Thursday was a day we had all been looking forward to, Survival Training with the Mountain Leaders. After an introductory video we took a short coach ride to Stallcombe, where the ML’s were waiting for us. As soon as we stepped off the coach we were in for a short, slow-paced run to the training area. This turned out to be an all-out sprint on a never ending route with our webbing and daysacks on our backs. It was safe to say that we were fully awake for the remainder of the day’s lessons on the priorities of survival, food, water, shelter, traps and snares. This was all in preparation for the survival phase of Exercise HUNTER’S MOON, our next major exercise. Thursday was a good day.

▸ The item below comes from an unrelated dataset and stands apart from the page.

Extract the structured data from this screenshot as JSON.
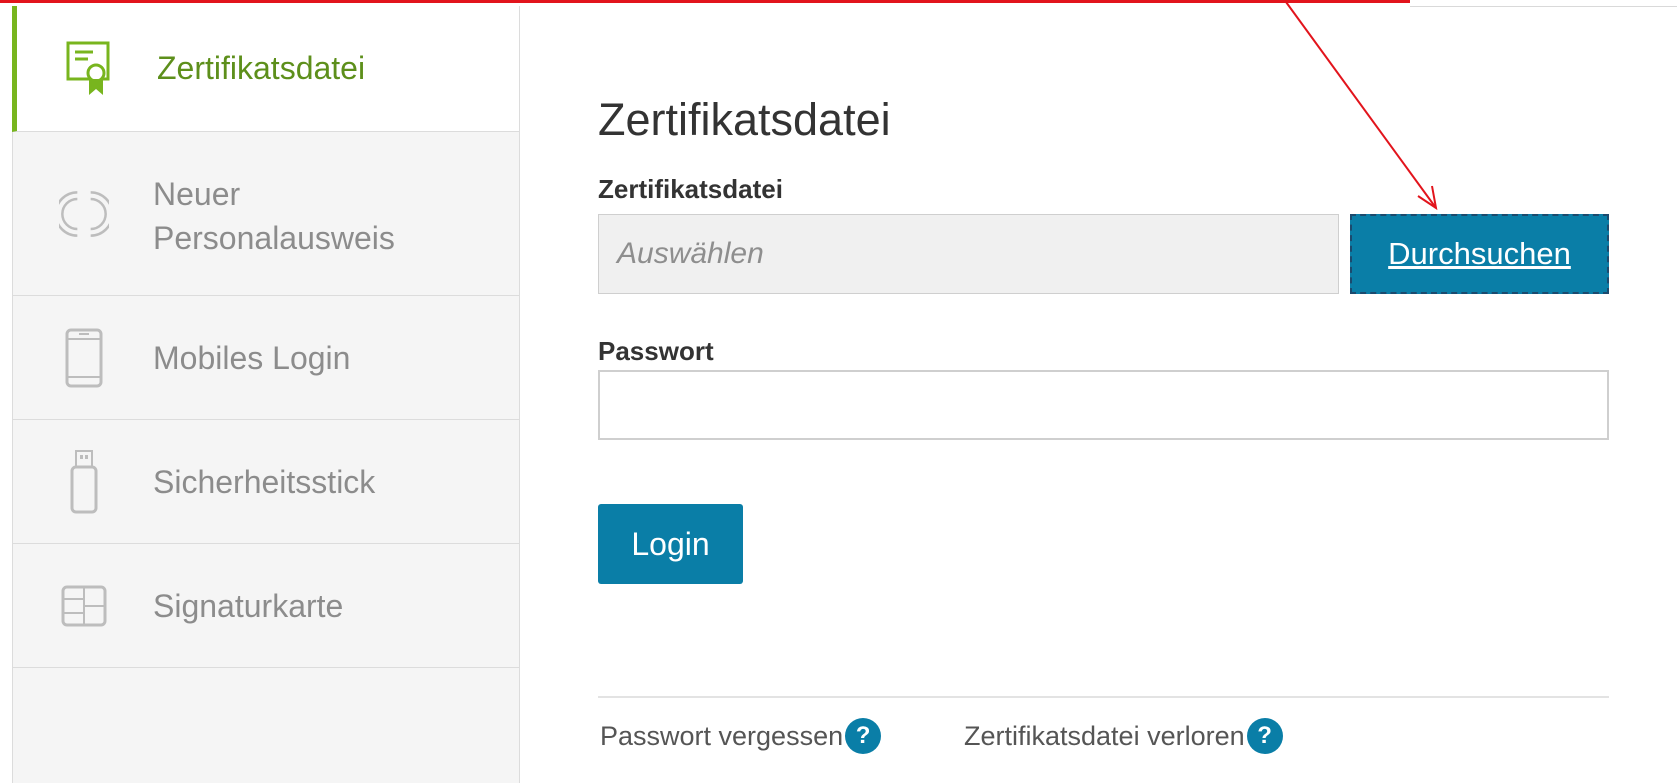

Friday was a very demanding day. Firstly was our fitness assessment, which got off to a sloppy and disappointing start with none of us demonstrating our full potential on the bleep test, however we quickly turned it around and performed well on the second half. We all showed considerably improved levels of fitness. 3 individuals achieved the maximum repetitions on press ups, pull ups and sit ups, proving that the methods employed by the PTI are clearly working.
A short ride to Woodbury Common followed to undertake our first full-on navex. We started off performing a resection to determine our exact location, then from there we moved to the start/finish point. After 3 hours we had moved through a number of checkpoints and back to our original location, apart from my syndicate who did not. We made a critical error in calculating our bearings, resulting in 2 hours of searching for our first checkpoint before it was time to head back! It is safe to say that we wont make that mistake again. As has now become standard, we then headed back to camp by way of a 4 mile march, which pushed a lot of us out of our comfort zone as the pace increased and our already sapped legs began to fail us. Nevertheless we made it back to CTCRM and, after a hard day we all couldn’t wait to get into bed and start our weekend.